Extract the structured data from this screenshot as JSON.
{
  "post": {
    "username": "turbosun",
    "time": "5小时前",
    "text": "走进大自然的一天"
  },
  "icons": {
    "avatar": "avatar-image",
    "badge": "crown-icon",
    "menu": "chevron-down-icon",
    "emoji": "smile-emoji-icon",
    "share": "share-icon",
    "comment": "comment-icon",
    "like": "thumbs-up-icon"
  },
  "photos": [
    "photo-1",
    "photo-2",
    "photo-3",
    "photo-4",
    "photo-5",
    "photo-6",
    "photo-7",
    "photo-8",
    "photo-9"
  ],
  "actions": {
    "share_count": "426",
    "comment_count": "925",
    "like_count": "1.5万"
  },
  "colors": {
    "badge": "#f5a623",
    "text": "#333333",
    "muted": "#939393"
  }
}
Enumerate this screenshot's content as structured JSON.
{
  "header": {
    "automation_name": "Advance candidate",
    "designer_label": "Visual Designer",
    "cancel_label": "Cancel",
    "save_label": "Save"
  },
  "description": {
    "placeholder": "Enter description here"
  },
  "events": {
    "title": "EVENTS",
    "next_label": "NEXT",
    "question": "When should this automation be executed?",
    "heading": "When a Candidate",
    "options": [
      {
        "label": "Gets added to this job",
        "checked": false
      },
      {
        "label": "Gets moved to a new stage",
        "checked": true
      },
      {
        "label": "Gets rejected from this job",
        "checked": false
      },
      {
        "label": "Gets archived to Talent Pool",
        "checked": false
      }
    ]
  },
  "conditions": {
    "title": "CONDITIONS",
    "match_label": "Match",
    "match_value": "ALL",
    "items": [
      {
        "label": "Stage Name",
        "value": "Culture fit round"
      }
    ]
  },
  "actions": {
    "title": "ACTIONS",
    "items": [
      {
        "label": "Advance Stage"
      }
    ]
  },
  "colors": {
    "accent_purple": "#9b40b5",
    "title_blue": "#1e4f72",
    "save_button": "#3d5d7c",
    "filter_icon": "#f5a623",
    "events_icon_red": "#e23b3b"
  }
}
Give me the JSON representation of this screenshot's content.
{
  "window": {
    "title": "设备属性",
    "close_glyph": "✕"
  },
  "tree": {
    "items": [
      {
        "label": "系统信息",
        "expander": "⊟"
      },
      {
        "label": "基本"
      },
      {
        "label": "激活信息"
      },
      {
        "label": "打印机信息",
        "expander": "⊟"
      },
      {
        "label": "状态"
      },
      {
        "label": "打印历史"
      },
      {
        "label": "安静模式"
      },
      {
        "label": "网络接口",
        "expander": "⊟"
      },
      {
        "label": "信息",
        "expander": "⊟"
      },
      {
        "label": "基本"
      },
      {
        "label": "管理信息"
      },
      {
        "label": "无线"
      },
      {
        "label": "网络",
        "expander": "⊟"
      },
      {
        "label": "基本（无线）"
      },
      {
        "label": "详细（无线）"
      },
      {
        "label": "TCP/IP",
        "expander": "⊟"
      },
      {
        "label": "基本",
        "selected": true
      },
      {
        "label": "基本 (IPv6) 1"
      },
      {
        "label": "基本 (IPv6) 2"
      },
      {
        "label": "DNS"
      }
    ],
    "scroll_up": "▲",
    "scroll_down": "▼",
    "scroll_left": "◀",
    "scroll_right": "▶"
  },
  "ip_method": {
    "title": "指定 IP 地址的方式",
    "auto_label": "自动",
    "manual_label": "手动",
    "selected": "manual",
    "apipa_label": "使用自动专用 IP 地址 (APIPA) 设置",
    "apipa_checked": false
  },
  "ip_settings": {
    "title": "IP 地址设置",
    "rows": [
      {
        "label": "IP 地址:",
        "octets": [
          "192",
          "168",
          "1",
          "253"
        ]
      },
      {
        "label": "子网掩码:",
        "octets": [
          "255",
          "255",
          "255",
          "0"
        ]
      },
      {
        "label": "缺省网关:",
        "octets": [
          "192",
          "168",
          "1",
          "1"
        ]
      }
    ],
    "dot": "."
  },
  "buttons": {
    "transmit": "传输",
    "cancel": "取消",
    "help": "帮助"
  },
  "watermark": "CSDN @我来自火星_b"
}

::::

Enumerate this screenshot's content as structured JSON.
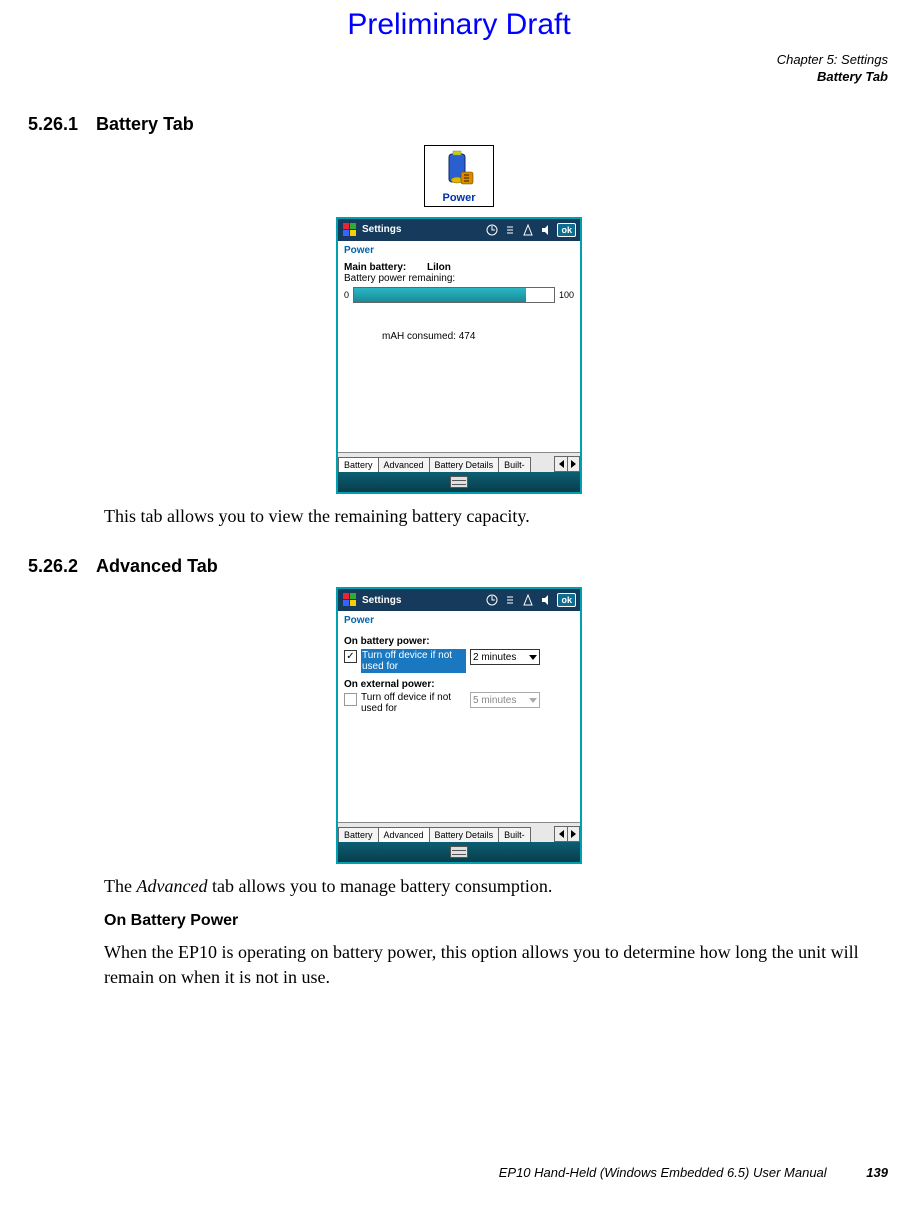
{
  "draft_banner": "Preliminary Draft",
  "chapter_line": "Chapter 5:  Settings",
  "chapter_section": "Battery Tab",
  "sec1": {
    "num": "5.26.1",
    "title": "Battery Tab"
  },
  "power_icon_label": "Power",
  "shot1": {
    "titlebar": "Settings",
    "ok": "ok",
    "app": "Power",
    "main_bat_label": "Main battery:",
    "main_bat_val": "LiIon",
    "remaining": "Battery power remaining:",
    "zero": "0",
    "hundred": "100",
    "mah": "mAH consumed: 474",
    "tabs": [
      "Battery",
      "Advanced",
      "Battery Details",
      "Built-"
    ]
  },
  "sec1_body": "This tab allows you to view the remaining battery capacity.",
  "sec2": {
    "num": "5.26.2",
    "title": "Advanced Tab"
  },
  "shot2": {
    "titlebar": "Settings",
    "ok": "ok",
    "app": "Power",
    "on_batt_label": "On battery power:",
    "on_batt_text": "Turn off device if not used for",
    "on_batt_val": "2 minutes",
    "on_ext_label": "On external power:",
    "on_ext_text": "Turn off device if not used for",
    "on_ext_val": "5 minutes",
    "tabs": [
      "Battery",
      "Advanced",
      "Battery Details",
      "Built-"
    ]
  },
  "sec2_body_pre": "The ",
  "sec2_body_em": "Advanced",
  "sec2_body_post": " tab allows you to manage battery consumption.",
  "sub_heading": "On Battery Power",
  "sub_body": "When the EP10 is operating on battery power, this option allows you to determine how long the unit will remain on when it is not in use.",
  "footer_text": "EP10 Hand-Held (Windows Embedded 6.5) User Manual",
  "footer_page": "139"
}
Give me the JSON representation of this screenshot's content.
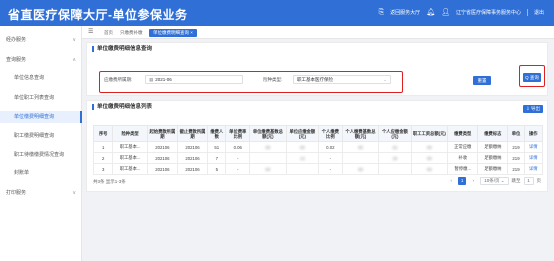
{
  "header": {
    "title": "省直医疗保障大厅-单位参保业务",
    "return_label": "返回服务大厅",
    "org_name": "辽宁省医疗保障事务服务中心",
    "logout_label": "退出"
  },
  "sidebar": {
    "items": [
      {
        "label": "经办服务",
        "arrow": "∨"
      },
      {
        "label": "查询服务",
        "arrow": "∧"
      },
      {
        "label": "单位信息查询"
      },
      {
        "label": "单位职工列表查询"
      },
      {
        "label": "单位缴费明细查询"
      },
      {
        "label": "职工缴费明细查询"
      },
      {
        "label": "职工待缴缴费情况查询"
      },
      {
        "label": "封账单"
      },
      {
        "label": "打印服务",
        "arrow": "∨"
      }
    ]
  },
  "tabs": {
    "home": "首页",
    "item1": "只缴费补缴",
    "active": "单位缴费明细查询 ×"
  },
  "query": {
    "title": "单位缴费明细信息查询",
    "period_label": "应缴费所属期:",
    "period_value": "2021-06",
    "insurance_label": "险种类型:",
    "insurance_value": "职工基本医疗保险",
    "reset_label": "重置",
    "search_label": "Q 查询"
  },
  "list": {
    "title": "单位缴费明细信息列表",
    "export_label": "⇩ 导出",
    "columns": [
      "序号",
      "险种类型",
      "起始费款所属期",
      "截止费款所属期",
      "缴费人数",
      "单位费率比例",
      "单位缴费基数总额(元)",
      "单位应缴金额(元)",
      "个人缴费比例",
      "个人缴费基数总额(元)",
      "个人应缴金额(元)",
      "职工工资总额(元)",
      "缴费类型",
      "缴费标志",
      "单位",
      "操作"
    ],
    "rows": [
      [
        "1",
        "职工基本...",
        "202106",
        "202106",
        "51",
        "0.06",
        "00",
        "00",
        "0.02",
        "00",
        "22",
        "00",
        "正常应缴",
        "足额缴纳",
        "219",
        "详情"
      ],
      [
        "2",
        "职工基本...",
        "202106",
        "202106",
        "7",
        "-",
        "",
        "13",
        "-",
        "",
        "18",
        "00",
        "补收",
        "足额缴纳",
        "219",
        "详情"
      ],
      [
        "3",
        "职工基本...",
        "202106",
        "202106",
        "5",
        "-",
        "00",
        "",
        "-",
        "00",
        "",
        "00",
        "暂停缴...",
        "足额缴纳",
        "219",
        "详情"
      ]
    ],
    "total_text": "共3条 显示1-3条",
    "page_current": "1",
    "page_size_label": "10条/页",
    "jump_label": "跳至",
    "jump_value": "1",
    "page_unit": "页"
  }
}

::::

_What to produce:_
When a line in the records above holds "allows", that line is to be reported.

_Response:_
  "sec1_body": "This tab allows you to view the remaining battery capacity.",
  "sec2_body_post": " tab allows you to manage battery consumption.",
  "sub_body": "When the EP10 is operating on battery power, this option allows you to determine how long the unit will remain on when it is not in use.",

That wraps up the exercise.